new complications arising from the assumptions of Parris. There were innumerable wranglings and lawsuits; in fact, all the essential causes for satanic interference which we saw at work in and about the monastery at Loudun, and especially the turmoil of a petty village where there is no intellectual activity, and where men and women find their chief substitute for it in squabbles—religious, legal, political, social, and personal.
In this darkened atmosphere thus charged with the germs of disease it was suddenly discovered that two young girls in the family of Mr. Parris were possessed of devils; they complained of being pinched, pricked, and cut, fell into strange spasms and made strange speeches; showing all the signs of diabolic possession recognized in the works of experts or handed down by tradition. The two girls, having been brought by Mr. Parris and others to tell who had bewitched them, first charged an old Indian woman, and the poor old Indian husband was led to join in the charge. This at once afforded new scope for the activity of Mr. Parris. With his passion for magnifying his office, he immediately began making a great stir in Salem and in the country round about. Two magistrates were finally summoned. With them came a great crowd, and a court was held at the meeting-house. The scenes which then took place would have been the richest of farces had they not led to events so tragical. The possessed went into spasms at the approach of those charged with witchcraft, and when the poor old men and women attempted to attest their innocence they were overwhelmed with outcries by the possessed, quotations of Scripture by the ministers, and denunciations by the mob. The mania spread to other children, and one especially—Ann Putnam, a child of twelve years—showed great precocity and played a striking part in the performances.
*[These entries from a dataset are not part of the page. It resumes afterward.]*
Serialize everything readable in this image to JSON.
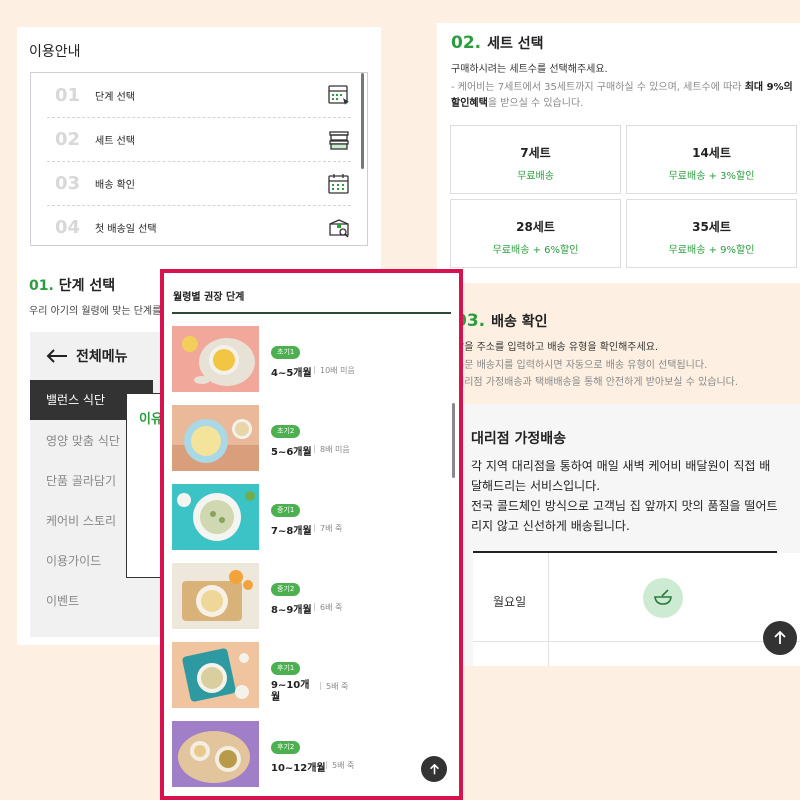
{
  "left_panel": {
    "title": "이용안내",
    "steps": [
      {
        "num": "01",
        "label": "단계 선택",
        "icon": "calendar-select-icon"
      },
      {
        "num": "02",
        "label": "세트 선택",
        "icon": "container-stack-icon"
      },
      {
        "num": "03",
        "label": "배송 확인",
        "icon": "calendar-icon"
      },
      {
        "num": "04",
        "label": "첫 배송일 선택",
        "icon": "box-search-icon"
      }
    ],
    "section_num": "01",
    "section_title": "단계 선택",
    "section_desc": "우리 아기의 월령에 맞는 단계를"
  },
  "menu": {
    "back_label": "전체메뉴",
    "items": [
      "밸런스 식단",
      "영양 맞춤 식단",
      "단품 골라담기",
      "케어비 스토리",
      "이용가이드",
      "이벤트"
    ],
    "active_index": 0,
    "popup_label": "이유"
  },
  "set_select": {
    "num": "02",
    "title": "세트 선택",
    "desc": "구매하시려는 세트수를 선택해주세요.",
    "note_prefix": "- 케어비는 7세트에서 35세트까지 구매하실 수 있으며, 세트수에 따라 ",
    "note_bold": "최대 9%의 할인혜택",
    "note_suffix": "을 받으실 수 있습니다.",
    "sets": [
      {
        "name": "7세트",
        "benefit": "무료배송"
      },
      {
        "name": "14세트",
        "benefit": "무료배송 + 3%할인"
      },
      {
        "name": "28세트",
        "benefit": "무료배송 + 6%할인"
      },
      {
        "name": "35세트",
        "benefit": "무료배송 + 9%할인"
      }
    ]
  },
  "delivery": {
    "num": "03",
    "title": "배송 확인",
    "desc": "받을 주소를 입력하고 배송 유형을 확인해주세요.",
    "note1": "주문 배송지를 입력하시면 자동으로 배송 유형이 선택됩니다.",
    "note2": "대리점 가정배송과 택배배송을 통해 안전하게 받아보실 수 있습니다.",
    "card_title": "대리점 가정배송",
    "card_text": "각 지역 대리점을 통하여 매일 새벽 케어비 배달원이 직접 배달해드리는 서비스입니다.",
    "card_text2": "전국 콜드체인 방식으로 고객님 집 앞까지 맛의 품질을 떨어트리지 않고 신선하게 배송됩니다.",
    "table_day": "월요일"
  },
  "popup": {
    "title": "월령별 권장 단계",
    "rows": [
      {
        "badge": "초기1",
        "age": "4~5개월",
        "note": "10배 미음"
      },
      {
        "badge": "초기2",
        "age": "5~6개월",
        "note": "8배 미음"
      },
      {
        "badge": "중기1",
        "age": "7~8개월",
        "note": "7배 죽"
      },
      {
        "badge": "중기2",
        "age": "8~9개월",
        "note": "6배 죽"
      },
      {
        "badge": "후기1",
        "age": "9~10개월",
        "note": "5배 죽"
      },
      {
        "badge": "후기2",
        "age": "10~12개월",
        "note": "5배 죽"
      }
    ]
  },
  "colors": {
    "accent": "#2a9d3f",
    "highlight_border": "#d8124f",
    "badge": "#4caf50",
    "dark": "#333333"
  }
}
Two or three married women also, seeing the great attention paid to the afflicted, and influenced by that epidemic of morbid imitation which science now recognizes in all such cases, soon became similarly afflicted, and in their turn made charges against various persons. The Indian woman was flogged by her master, Mr. Parris, until she confessed relations with Satan; and others were forced or deluded into confession. These hysterical confessions—the results of unbearable torture, or the reminiscences of dreams, which had been prompted by the witch legends and sermons of the period—embraced such facts as flying through the air to witch gatherings, partaking of witch sacraments, signing a book presented by the devil, and submitting to satanic baptism.
The possessed had begun with charging their possession upon poor and vagrant old women, but ere long, emboldened by their success, they attacked higher game, struck at some of the foremost people of the region, and did not cease until several of these